* _Exercise inputs_:
((
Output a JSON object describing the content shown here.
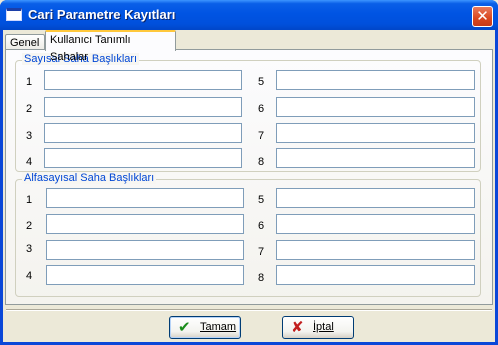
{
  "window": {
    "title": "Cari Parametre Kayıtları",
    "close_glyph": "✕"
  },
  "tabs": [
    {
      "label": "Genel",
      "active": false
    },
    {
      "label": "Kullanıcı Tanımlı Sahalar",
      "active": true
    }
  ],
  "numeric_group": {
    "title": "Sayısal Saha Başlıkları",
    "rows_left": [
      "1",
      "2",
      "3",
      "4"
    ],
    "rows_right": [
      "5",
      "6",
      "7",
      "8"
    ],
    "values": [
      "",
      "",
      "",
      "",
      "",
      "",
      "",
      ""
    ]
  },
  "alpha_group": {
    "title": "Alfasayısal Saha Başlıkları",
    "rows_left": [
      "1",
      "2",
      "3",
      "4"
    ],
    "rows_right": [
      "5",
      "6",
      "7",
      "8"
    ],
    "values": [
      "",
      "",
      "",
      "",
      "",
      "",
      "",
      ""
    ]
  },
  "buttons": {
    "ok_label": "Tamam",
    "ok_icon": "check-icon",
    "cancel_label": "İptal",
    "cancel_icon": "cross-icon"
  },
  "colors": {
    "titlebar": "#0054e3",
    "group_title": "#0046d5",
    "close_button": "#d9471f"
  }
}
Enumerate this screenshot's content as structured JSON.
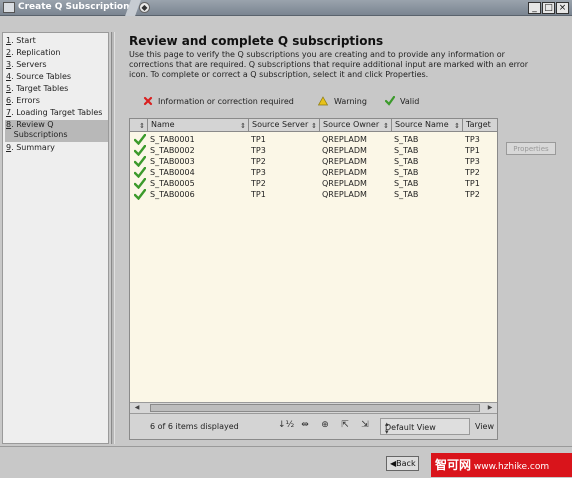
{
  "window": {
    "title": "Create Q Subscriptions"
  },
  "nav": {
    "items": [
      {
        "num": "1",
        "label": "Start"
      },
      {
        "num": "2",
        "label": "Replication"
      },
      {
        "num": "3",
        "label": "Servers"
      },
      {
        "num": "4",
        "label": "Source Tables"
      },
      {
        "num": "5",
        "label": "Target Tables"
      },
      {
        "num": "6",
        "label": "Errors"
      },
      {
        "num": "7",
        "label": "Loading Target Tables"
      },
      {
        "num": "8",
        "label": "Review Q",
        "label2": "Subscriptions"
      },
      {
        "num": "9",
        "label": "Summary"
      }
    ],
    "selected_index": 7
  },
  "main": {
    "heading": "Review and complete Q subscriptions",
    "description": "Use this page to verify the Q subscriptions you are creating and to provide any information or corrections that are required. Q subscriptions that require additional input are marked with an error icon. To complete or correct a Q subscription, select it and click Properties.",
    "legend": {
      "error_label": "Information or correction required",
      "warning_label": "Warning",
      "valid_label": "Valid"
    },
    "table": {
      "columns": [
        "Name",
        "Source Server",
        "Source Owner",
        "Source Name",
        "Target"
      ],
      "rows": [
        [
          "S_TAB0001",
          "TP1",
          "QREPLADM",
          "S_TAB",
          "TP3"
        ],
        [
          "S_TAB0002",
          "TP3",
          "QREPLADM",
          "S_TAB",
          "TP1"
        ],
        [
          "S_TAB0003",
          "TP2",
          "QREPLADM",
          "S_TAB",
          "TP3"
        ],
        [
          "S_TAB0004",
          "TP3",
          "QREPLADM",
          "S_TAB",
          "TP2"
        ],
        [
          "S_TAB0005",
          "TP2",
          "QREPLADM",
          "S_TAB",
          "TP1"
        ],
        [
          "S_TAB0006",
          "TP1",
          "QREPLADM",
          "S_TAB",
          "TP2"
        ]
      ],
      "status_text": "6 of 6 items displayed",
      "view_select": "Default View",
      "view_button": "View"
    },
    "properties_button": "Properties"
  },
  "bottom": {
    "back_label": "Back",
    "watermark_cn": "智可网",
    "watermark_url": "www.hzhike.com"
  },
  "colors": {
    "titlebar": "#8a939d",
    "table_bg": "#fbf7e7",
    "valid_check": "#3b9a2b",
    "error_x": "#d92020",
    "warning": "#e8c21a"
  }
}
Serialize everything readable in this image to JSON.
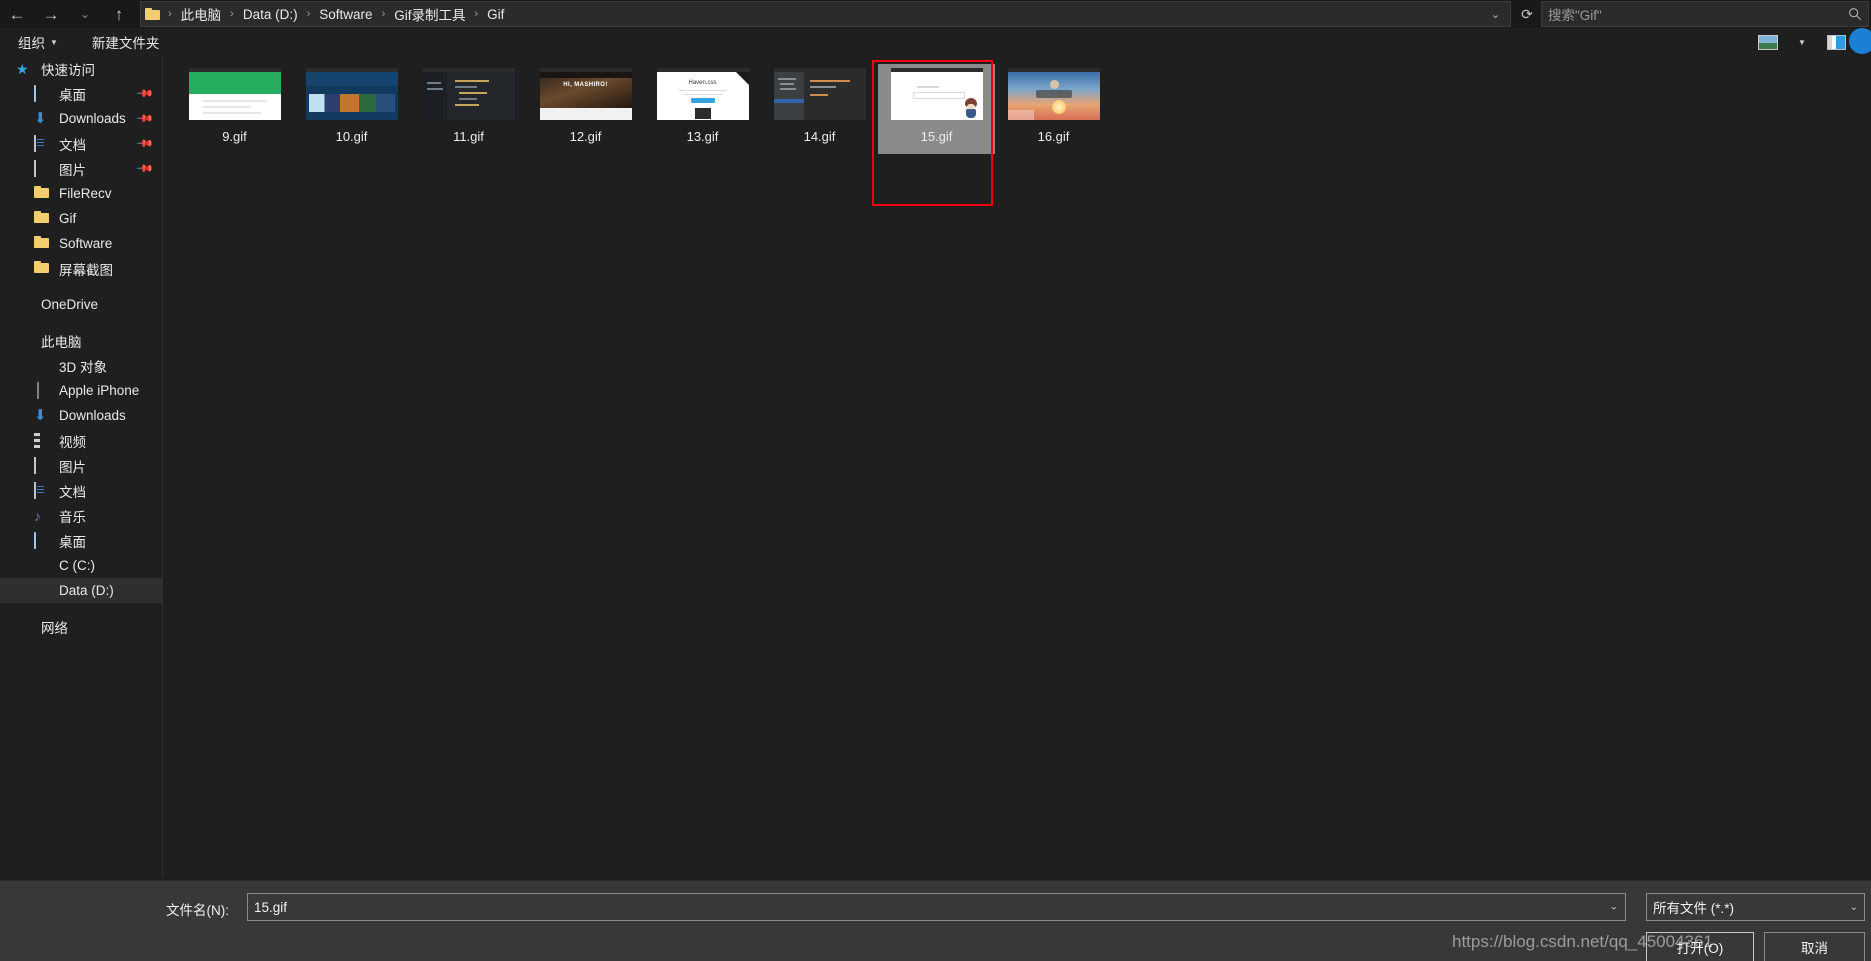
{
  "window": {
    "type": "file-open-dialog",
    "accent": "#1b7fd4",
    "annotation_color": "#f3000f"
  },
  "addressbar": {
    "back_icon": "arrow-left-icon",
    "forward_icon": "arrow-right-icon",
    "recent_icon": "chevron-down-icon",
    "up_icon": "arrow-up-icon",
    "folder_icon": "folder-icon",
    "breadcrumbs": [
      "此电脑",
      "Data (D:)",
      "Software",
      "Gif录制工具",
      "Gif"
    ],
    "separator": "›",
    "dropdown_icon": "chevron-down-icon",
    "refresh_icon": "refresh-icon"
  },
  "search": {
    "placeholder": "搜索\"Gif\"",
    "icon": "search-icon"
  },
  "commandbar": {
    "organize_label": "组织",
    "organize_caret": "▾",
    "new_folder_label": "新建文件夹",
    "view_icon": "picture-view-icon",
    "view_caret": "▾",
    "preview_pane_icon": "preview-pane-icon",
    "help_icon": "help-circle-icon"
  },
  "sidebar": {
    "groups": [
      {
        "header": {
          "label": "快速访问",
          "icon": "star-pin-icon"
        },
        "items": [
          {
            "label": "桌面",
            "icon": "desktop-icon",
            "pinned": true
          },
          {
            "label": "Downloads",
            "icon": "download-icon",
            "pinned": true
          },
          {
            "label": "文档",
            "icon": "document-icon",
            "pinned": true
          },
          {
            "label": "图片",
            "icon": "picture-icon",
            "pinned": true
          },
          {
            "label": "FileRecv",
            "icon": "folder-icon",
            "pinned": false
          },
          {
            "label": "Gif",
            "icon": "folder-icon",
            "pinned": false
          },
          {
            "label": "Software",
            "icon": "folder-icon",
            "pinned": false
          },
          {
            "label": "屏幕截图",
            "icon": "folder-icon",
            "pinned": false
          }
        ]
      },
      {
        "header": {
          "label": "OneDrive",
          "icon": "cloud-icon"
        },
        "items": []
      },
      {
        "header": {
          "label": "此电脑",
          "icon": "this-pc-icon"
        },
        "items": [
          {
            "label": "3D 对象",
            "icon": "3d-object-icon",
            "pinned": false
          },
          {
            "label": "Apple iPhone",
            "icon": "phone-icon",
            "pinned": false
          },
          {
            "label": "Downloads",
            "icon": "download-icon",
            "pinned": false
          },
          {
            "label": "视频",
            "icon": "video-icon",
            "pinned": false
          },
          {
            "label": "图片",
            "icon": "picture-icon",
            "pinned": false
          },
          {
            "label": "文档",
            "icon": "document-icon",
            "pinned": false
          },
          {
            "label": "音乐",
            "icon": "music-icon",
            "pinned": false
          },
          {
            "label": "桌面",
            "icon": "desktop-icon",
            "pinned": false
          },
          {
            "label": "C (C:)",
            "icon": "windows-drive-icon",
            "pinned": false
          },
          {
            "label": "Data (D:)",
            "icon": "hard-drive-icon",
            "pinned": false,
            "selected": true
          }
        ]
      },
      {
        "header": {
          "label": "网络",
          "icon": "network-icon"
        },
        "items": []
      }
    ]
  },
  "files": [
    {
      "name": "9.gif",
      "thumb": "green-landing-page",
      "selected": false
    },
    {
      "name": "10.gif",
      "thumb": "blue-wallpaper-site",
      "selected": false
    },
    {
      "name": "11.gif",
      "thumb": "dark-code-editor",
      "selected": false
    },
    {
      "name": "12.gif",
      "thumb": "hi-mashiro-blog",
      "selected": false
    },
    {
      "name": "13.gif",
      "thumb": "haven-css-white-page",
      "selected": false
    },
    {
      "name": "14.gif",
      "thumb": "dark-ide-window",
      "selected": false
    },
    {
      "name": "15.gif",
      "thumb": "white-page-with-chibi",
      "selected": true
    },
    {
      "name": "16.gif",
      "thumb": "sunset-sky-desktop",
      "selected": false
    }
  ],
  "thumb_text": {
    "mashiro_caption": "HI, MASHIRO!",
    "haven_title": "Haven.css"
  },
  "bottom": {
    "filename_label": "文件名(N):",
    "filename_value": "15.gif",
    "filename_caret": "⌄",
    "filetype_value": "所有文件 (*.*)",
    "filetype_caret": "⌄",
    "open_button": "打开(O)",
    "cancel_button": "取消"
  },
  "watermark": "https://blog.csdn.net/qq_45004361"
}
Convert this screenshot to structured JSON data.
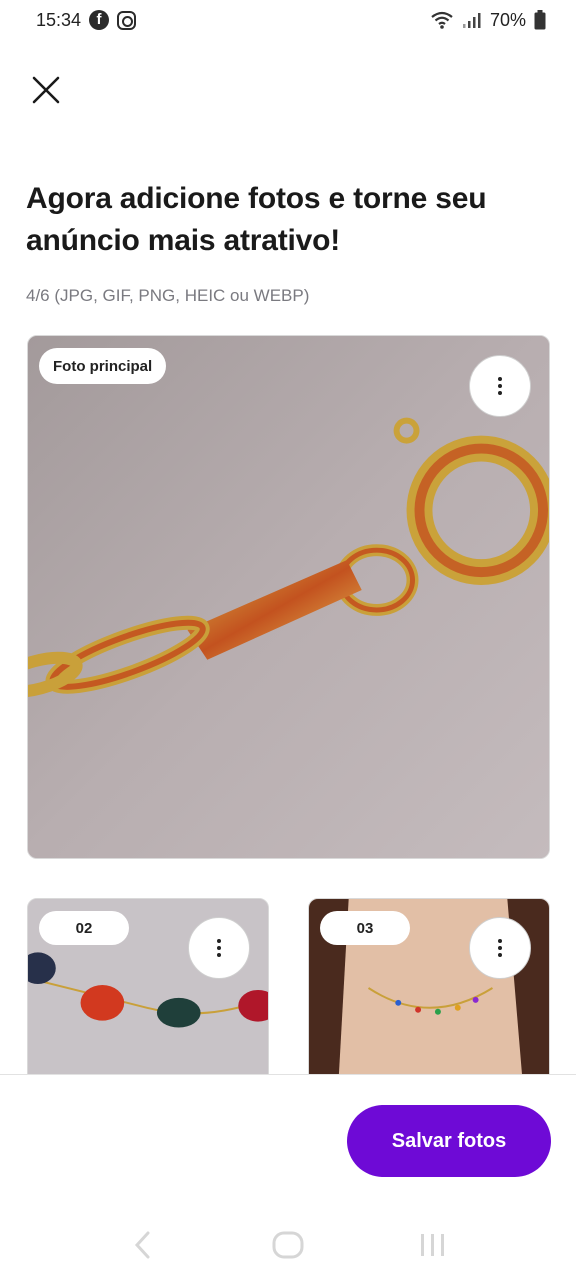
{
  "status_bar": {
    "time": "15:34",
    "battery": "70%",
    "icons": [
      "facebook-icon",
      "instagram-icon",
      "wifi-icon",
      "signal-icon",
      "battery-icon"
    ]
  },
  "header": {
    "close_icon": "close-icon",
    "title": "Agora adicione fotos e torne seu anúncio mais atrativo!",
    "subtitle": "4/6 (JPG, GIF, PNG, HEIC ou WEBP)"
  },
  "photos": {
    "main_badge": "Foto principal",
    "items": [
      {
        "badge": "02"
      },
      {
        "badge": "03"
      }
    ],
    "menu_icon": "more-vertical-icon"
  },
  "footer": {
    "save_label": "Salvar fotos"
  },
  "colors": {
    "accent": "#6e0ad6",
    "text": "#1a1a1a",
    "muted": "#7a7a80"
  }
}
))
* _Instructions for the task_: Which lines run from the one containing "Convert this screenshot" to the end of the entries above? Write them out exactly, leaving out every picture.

* _Written answer_:
Convert this screenshot to structured JSON data.
{
  "status_bar": {
    "time": "15:34",
    "battery": "70%",
    "icons": [
      "facebook-icon",
      "instagram-icon",
      "wifi-icon",
      "signal-icon",
      "battery-icon"
    ]
  },
  "header": {
    "close_icon": "close-icon",
    "title": "Agora adicione fotos e torne seu anúncio mais atrativo!",
    "subtitle": "4/6 (JPG, GIF, PNG, HEIC ou WEBP)"
  },
  "photos": {
    "main_badge": "Foto principal",
    "items": [
      {
        "badge": "02"
      },
      {
        "badge": "03"
      }
    ],
    "menu_icon": "more-vertical-icon"
  },
  "footer": {
    "save_label": "Salvar fotos"
  },
  "colors": {
    "accent": "#6e0ad6",
    "text": "#1a1a1a",
    "muted": "#7a7a80"
  }
}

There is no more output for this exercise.